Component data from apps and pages
•••••
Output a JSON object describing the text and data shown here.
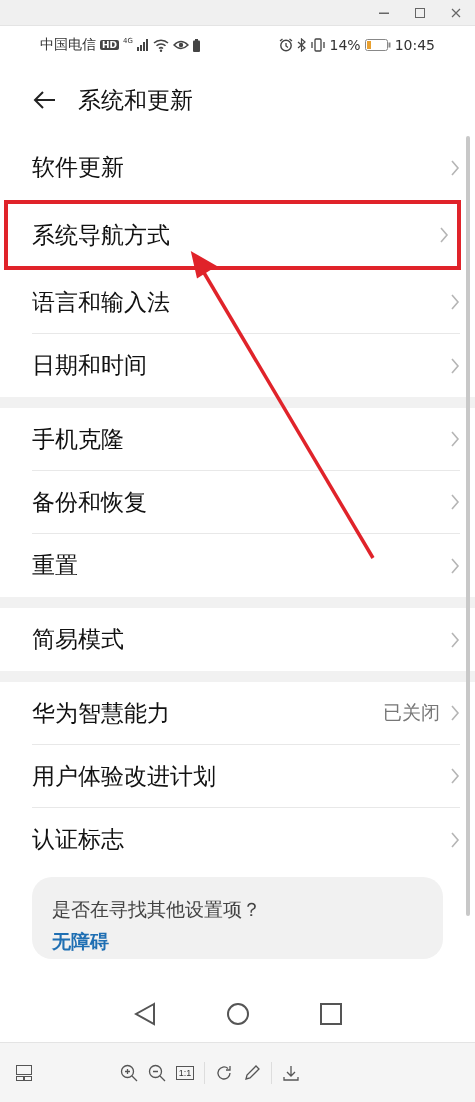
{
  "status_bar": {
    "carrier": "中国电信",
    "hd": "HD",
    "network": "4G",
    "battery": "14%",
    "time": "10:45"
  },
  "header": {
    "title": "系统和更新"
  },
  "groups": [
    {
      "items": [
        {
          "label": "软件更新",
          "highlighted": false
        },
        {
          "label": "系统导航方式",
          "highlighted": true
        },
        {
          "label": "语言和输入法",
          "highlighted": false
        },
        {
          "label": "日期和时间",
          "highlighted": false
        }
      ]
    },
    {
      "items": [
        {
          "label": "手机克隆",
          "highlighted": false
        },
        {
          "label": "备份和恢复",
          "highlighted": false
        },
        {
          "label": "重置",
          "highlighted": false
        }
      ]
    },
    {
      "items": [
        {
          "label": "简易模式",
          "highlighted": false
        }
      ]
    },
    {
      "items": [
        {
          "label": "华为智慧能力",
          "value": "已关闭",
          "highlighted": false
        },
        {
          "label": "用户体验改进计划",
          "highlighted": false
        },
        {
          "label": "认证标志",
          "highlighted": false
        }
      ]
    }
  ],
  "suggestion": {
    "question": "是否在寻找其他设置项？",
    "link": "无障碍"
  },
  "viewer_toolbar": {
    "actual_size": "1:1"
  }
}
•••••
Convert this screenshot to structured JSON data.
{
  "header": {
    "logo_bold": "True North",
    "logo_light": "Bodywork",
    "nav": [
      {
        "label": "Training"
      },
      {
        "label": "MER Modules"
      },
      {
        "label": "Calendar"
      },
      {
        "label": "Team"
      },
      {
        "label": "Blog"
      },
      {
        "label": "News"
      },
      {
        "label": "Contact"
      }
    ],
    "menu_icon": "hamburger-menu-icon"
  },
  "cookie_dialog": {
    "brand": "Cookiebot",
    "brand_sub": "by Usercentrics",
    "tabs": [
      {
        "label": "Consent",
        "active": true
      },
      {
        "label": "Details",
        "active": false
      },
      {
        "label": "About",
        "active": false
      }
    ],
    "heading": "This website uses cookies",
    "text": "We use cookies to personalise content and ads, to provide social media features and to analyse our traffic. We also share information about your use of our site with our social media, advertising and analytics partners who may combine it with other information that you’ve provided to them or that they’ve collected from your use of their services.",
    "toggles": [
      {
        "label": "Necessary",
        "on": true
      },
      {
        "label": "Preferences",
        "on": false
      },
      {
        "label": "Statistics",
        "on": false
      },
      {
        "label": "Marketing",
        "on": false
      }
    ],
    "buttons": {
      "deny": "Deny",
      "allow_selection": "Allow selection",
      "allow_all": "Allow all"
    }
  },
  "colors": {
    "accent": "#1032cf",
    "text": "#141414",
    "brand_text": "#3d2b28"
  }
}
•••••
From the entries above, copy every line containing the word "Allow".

      "allow_selection": "Allow selection",
      "allow_all": "Allow all"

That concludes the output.